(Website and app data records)
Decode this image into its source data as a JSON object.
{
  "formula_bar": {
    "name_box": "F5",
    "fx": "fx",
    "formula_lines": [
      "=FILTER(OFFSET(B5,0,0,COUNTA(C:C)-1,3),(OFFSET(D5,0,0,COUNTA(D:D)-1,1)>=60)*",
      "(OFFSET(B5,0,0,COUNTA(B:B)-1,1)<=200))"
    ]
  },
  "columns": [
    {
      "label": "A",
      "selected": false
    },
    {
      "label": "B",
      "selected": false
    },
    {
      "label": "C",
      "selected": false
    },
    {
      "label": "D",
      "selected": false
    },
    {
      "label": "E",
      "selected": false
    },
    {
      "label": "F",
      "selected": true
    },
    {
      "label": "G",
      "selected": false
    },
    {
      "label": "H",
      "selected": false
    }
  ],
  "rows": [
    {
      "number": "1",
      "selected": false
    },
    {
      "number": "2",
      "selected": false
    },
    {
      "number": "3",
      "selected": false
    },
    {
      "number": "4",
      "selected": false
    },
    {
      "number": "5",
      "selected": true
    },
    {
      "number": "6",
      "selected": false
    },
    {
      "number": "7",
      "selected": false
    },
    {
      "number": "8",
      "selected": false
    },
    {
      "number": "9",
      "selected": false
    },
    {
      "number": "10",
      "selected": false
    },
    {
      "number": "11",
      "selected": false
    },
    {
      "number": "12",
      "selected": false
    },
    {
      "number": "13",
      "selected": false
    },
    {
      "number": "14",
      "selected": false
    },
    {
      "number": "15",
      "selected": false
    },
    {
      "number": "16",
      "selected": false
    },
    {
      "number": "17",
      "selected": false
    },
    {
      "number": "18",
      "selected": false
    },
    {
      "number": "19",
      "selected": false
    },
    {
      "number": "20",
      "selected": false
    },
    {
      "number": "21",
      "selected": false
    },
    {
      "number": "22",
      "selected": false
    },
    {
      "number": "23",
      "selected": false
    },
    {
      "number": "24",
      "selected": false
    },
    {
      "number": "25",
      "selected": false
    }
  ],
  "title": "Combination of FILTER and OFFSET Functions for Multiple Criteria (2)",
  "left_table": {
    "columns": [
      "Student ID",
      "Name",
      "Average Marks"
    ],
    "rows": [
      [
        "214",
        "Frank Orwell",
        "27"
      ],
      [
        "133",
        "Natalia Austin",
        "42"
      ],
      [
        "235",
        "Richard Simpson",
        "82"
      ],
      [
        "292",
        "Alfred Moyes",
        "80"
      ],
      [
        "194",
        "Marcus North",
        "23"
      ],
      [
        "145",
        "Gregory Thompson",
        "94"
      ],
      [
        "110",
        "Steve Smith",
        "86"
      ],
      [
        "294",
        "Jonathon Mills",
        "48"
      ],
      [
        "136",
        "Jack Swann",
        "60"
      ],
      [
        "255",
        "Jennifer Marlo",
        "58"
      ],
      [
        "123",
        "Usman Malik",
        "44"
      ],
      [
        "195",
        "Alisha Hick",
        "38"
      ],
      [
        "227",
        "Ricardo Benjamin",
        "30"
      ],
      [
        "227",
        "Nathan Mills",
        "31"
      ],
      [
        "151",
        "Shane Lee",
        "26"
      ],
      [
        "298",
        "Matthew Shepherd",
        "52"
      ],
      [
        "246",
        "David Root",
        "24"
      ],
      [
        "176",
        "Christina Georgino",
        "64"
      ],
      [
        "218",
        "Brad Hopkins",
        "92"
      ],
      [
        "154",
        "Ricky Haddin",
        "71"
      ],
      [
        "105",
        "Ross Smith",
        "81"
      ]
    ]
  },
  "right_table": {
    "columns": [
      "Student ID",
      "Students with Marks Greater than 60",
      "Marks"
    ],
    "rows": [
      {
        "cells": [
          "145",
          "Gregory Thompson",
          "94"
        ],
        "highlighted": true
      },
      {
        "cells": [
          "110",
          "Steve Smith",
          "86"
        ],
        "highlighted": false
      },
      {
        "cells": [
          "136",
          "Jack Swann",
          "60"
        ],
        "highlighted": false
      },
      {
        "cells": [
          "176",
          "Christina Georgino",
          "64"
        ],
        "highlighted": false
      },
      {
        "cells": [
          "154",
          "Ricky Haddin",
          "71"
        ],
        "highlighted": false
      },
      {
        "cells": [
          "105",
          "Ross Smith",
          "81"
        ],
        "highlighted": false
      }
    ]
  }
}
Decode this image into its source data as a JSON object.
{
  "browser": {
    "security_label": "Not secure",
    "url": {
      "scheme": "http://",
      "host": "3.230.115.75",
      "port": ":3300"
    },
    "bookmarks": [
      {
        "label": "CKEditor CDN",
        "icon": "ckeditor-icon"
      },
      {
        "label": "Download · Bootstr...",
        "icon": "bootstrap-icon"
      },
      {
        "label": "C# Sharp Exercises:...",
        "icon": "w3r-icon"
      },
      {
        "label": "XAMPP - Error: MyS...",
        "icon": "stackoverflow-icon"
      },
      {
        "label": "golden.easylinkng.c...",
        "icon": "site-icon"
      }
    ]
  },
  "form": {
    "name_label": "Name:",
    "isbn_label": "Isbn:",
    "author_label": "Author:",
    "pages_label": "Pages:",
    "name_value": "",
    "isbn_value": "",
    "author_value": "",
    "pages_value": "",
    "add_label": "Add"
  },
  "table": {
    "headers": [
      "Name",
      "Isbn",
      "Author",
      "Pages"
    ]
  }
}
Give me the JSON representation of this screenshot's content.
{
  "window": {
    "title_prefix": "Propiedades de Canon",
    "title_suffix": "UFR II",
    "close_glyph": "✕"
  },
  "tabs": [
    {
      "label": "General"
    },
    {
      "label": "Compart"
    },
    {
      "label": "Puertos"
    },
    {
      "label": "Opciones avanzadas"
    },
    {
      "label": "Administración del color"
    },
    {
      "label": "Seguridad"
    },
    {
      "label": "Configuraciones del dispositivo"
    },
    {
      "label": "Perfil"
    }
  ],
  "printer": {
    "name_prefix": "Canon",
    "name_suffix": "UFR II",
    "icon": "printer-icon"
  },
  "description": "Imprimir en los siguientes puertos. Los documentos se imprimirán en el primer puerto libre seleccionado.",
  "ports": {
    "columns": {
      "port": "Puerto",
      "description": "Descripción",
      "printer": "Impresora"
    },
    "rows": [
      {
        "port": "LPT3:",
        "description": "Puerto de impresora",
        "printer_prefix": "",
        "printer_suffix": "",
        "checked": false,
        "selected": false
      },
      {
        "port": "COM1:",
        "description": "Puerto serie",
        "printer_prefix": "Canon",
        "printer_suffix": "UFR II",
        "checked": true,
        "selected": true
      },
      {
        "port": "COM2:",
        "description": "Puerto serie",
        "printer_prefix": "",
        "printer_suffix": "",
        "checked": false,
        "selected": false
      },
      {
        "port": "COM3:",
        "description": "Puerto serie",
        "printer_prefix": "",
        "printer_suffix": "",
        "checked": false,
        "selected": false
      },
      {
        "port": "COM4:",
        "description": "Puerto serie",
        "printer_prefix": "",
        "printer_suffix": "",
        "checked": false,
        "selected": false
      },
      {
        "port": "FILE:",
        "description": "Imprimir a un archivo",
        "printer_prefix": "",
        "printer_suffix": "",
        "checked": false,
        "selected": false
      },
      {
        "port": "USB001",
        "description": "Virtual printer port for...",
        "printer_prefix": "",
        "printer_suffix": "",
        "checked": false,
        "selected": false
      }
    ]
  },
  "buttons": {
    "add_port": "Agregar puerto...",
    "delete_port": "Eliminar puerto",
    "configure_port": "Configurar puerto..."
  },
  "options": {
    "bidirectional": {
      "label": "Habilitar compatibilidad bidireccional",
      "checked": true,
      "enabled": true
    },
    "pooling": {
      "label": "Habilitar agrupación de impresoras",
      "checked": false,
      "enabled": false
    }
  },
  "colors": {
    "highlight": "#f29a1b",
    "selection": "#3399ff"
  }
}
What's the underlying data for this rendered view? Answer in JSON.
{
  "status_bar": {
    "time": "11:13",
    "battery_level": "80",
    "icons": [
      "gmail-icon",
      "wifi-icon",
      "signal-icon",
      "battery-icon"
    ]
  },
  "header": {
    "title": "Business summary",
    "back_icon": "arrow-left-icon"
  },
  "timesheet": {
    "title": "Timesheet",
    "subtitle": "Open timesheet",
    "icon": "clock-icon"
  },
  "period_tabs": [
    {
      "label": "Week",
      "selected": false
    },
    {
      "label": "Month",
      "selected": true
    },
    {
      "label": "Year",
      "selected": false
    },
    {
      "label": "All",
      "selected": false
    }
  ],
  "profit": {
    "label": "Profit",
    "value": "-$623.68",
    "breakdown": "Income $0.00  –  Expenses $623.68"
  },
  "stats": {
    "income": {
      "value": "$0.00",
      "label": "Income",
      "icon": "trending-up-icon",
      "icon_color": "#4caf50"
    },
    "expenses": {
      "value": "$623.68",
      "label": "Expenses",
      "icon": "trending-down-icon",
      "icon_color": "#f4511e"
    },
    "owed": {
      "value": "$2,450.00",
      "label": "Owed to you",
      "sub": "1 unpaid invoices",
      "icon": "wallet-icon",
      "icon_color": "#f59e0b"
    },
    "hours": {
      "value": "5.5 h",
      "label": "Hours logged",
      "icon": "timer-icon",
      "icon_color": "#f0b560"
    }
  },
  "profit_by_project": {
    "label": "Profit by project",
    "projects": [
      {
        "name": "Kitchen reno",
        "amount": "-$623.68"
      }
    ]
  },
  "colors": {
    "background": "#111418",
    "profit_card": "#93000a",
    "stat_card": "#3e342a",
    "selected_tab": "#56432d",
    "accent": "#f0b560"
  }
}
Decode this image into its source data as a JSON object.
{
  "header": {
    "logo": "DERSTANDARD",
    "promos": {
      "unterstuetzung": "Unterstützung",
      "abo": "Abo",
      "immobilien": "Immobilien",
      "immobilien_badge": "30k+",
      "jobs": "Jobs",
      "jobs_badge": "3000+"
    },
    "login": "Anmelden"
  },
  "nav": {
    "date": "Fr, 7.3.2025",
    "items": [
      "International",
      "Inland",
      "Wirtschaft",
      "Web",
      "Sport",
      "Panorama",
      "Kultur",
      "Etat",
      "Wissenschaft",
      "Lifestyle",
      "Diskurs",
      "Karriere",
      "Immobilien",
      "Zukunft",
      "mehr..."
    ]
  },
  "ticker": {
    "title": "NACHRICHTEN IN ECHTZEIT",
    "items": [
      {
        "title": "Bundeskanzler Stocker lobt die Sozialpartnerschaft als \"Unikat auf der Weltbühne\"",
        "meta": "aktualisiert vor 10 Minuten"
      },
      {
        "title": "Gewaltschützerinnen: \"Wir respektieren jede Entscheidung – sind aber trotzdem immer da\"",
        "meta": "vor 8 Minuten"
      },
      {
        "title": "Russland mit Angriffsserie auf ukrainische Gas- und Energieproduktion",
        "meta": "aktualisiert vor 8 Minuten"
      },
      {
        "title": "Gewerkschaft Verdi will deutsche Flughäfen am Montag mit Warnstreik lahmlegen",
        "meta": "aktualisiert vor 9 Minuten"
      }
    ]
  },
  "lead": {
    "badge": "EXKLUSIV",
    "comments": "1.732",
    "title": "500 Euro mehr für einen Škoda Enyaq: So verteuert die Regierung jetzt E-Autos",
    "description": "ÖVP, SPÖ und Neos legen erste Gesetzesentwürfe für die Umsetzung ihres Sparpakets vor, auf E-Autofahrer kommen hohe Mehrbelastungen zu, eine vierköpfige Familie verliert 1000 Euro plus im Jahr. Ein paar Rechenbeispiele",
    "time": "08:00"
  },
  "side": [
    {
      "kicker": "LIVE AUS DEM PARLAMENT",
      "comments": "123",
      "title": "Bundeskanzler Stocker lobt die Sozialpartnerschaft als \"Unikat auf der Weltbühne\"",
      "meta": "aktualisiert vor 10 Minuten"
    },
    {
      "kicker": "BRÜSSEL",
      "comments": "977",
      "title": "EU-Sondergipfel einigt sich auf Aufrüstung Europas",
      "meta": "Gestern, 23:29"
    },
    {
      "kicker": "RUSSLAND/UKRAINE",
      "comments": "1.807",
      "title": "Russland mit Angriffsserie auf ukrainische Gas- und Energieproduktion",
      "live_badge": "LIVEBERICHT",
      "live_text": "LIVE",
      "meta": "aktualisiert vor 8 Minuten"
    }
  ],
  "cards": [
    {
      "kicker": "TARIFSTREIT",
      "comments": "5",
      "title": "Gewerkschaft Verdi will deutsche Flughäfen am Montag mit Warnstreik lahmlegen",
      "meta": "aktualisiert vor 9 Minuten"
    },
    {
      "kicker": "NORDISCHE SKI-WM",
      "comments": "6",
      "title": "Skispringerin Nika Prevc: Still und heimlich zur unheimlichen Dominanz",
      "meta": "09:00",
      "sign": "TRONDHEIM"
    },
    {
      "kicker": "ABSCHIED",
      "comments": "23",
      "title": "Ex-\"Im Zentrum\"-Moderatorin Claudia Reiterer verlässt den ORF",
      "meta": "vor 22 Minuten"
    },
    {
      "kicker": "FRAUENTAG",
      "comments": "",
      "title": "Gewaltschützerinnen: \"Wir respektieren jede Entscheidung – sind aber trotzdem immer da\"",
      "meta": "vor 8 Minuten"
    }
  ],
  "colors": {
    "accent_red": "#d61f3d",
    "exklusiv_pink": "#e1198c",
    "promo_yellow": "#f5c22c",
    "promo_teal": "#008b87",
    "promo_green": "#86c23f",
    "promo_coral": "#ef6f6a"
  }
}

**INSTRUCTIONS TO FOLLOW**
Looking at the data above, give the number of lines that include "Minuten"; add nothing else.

**WRITTEN REPLY**
9